The Douglass a makeover for the bart map design observer San Francisco Bart Map 525 X 240 pixels is completely rare, but far more accessible is Braddock Mead's "Map of the Most Inhabited share of supplementary England," published by Thomas Jefferys in 1755. Mead's map follows rather alongside that of Douglass, while in the same way as some significant improvements. For example, in Massachusetts Mead further supplementary area names (such as "Pentusok," now Pittsfield), introduced county boundaries, and aligned Cape Ann to the mainland whereas Douglass had depicted it as an island.
Following the Revolution, the admin of Massachusetts urgently required an accurate a makeover for the bart map design observer San Francisco Bart Map 525 X 240 pixels for at least three administrative objectives: calculating tax allotments to the towns based upon house valuations, supporting the sale of public house to pay off conflict debts, and informing infrastructure development. Existing maps were too out of date and small scale to be of use. For example, dozens of townships expected after the 1750s were not shown upon the Douglass and Mead maps.

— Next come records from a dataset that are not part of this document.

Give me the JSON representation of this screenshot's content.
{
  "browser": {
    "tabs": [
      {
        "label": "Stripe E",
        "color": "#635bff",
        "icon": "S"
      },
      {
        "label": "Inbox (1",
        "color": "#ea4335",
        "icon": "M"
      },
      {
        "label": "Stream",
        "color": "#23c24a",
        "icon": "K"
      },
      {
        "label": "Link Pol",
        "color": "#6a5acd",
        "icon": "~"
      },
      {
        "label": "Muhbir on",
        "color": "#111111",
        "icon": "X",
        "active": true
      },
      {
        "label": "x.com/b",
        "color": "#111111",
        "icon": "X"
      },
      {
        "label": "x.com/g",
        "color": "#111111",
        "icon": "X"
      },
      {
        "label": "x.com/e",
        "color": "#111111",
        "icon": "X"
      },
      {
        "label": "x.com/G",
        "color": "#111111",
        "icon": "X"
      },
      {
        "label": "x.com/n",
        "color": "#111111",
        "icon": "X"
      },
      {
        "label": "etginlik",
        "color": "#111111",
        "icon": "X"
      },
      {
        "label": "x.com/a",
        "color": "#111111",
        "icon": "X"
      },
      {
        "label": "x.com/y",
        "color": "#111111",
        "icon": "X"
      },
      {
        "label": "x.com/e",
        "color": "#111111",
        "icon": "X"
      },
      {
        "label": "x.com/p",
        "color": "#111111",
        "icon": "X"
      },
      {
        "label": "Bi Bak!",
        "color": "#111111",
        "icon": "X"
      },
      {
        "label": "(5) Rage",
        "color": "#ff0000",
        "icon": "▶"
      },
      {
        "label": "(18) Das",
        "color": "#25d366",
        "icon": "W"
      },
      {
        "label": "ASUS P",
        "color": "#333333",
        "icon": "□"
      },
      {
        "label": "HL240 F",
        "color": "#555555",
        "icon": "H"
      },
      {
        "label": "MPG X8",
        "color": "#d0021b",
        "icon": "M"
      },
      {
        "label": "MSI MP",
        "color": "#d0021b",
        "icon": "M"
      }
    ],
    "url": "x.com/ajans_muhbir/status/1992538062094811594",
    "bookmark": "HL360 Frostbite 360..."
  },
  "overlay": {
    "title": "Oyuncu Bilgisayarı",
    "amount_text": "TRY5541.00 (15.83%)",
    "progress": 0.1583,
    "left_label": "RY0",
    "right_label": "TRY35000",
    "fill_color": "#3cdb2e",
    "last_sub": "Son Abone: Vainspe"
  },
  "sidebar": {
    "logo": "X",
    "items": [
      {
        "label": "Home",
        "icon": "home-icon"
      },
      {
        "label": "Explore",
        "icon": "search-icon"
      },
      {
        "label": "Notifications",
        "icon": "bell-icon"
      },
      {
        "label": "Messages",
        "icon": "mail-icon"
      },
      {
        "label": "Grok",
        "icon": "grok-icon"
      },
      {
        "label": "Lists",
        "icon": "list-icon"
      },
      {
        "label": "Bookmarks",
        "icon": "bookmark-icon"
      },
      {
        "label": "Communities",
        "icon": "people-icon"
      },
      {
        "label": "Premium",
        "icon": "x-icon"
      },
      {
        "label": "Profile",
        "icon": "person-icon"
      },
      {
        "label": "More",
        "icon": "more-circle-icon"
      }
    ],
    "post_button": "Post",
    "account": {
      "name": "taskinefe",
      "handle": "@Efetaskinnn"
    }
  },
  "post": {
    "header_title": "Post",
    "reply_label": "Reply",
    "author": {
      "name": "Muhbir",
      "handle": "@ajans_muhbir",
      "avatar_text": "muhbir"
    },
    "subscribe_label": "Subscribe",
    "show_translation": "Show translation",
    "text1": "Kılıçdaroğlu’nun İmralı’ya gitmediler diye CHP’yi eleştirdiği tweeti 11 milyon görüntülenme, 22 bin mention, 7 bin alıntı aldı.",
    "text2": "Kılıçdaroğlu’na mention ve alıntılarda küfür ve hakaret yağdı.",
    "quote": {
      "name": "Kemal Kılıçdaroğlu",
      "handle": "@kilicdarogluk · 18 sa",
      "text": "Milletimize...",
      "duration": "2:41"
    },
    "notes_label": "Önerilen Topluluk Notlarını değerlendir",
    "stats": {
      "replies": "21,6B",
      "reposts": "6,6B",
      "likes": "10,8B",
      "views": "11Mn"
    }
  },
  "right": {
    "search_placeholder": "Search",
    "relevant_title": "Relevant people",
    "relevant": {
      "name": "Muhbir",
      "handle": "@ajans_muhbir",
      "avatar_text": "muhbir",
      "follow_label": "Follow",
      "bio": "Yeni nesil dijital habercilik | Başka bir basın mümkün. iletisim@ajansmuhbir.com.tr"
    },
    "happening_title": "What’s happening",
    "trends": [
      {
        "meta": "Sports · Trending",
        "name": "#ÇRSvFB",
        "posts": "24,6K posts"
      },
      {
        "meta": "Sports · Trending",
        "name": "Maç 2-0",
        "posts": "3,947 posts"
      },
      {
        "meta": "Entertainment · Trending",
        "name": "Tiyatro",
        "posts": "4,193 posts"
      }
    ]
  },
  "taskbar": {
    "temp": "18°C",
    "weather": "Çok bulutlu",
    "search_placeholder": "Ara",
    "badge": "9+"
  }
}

This presented the legislature in the same way as a dilemma, as public funding for a declare Map would have been prohibitively expensive. fittingly in 1774 it resorted to an unfunded mandate, requiring each town in Massachusetts to conduct a survey of its territory and consent a plan to the Secretary of State. These would after that be compiled and where valuable reconciled to develop the a makeover for the bart map design observer San Francisco Bart Map 525 X 240 pixels.